As one may imagine, touring in 2012 was quite different for McGrath in comparison to being on the road in the ‘90s when the music industry was thriving and Sugar Ray was a multi-platinum selling band. And to say circumstances have changed for McGrath and the music business since then would be an understatement. For instance, Sugar Ray hasn’t even released an album in over three years, both record and concert sales are down for rock acts, and finally, the internet and social networking was a total nonfactor over a decade ago. “When I signed a record deal in ’94 there was no digital concerns back then. The internet was a flicker on the radar and no one really paid attention to it; it was really sort of a novelty thing back then. If you had a website for your band in the mid-90’s it was considered forward thinking. And today, the digital concerns are the only way to promote tours and music in general. I’m kind of playing catch-up with that whole thing and certainly learned a lot about it out on tour but the social media aspect is very important; it’s a great way for me to be able to reach out to the fans, see what they thought about the show, and most importantly thank them for coming out.”
Following suit with Summerland acts Everclear and Lit, McGrath is also planning to release new material this year. While out on tour this summer, McGrath spent a large portion of time writing with his guitarist, Rodney Sheppard, and is adamant that either his first solo record or a new Sugar Ray album will be released towards the end of 2012 or at the latest, early next year. “It’s all very exciting to me; even if it’s just to establish a solo record that I’ve wanted to do for a long time because there’s no pressure there. It kind of just alleviates all of that; it’s not being built as a commodity…coming out here I’ve seen thousands of people rocking out and asking me about the new stuff. I think what’s great is that I can give it right to them without having to worry about the machine of a major label. So if I sell ten thousand copies of a Mark McGrath solo record then it’s a complete success in comparison to back in the day where you had to sell a million for it to be considered a success. And it’s taken me a while to recalibrate my thinking because I come from that multi-platinum selling world that used to constitute success.”

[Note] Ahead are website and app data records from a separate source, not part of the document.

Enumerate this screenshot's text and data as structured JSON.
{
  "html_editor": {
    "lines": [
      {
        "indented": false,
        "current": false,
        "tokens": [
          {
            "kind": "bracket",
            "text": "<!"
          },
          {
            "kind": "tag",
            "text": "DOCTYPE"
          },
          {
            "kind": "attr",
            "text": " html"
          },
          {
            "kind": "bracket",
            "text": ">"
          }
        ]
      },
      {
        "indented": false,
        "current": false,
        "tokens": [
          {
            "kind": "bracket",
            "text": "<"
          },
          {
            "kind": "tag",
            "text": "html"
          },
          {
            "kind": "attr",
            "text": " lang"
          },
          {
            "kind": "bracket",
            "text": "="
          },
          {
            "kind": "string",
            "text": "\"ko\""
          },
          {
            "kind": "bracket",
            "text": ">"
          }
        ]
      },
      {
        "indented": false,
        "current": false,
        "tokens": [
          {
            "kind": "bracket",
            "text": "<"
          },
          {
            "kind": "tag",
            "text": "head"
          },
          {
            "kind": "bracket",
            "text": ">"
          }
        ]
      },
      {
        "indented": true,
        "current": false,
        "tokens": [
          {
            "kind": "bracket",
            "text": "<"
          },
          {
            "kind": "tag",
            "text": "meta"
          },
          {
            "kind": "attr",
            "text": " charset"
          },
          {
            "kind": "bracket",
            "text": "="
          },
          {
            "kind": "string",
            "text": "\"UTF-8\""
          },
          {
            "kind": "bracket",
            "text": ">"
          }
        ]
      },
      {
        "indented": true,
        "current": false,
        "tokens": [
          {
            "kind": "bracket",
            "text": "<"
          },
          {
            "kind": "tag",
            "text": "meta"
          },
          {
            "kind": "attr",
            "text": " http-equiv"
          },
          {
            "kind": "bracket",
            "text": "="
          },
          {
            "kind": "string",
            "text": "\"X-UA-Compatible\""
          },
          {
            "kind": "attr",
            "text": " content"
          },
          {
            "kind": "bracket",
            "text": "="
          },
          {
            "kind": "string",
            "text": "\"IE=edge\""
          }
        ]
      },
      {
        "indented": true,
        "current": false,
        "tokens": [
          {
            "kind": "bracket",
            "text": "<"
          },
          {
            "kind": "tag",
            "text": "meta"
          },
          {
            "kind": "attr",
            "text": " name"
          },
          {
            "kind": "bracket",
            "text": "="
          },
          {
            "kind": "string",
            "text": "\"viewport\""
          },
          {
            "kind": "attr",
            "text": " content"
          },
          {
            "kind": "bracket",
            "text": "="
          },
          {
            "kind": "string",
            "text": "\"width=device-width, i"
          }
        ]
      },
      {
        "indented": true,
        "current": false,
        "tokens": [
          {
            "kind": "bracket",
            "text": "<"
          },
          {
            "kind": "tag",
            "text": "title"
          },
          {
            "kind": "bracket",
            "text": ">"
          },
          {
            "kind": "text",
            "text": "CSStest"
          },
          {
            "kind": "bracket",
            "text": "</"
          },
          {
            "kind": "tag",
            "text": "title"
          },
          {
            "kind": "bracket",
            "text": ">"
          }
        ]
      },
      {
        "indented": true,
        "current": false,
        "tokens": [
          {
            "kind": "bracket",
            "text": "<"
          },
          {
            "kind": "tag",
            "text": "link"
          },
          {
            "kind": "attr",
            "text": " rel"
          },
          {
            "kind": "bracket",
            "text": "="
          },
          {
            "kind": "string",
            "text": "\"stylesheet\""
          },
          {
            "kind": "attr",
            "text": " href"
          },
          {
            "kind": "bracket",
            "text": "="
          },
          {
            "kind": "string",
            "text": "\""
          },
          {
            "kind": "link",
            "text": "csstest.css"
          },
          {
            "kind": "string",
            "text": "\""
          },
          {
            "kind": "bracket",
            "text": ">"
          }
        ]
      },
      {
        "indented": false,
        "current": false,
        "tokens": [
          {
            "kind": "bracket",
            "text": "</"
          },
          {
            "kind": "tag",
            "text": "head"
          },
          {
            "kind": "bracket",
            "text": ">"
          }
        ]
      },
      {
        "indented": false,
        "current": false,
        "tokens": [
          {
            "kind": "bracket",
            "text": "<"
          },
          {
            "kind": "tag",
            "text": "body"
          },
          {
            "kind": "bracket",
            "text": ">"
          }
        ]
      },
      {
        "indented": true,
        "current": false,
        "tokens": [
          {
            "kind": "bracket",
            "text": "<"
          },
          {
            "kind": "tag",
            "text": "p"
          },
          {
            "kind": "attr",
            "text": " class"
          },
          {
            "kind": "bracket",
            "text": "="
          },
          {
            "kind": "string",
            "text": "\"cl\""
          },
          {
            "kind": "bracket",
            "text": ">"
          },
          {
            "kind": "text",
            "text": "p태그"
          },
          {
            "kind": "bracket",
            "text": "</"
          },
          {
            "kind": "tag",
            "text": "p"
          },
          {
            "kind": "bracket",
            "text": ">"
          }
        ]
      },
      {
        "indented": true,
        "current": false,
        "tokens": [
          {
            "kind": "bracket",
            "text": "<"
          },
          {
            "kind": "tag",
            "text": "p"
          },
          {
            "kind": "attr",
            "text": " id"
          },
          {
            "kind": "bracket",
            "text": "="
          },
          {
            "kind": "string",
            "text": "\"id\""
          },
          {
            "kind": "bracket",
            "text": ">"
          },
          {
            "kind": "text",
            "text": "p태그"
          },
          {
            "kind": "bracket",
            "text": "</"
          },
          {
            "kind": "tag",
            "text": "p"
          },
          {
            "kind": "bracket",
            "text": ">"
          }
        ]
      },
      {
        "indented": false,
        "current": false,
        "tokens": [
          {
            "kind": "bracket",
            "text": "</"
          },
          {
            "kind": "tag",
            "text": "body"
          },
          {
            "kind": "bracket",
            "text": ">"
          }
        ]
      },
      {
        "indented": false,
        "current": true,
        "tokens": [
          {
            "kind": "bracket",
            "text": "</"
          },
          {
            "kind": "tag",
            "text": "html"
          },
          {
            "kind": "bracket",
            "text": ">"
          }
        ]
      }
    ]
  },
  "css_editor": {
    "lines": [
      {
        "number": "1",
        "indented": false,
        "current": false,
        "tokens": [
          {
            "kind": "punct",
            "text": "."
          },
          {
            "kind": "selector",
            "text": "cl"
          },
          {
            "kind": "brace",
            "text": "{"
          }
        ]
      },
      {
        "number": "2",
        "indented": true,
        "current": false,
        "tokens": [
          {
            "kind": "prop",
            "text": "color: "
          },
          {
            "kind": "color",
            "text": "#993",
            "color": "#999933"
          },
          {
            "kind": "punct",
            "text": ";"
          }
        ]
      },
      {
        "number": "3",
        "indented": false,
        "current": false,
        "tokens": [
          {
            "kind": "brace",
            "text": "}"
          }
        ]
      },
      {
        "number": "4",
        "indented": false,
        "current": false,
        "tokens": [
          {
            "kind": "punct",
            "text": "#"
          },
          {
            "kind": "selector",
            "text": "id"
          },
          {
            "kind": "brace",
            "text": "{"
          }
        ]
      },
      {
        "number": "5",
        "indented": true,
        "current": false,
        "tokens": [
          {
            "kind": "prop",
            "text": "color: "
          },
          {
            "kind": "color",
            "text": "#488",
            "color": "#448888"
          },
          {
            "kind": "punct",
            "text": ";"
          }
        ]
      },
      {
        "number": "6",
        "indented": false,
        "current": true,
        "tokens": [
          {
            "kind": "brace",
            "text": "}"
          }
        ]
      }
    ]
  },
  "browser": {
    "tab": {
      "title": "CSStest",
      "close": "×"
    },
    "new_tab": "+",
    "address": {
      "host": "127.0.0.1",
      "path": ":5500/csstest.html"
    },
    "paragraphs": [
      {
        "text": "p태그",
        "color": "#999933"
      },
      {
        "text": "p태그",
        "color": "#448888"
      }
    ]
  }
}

The hope and general feeling is that the Summerland Tour is poised to make its return in the summer of 2013. McGrath even commented that he is open to the idea of inviting rap and R&B artists of the 90’s era remarking that Lollapalooza has achieved a considerable amount of success doing the same thing. It is also expected that if Summerland continues then the tour will expand its lineup.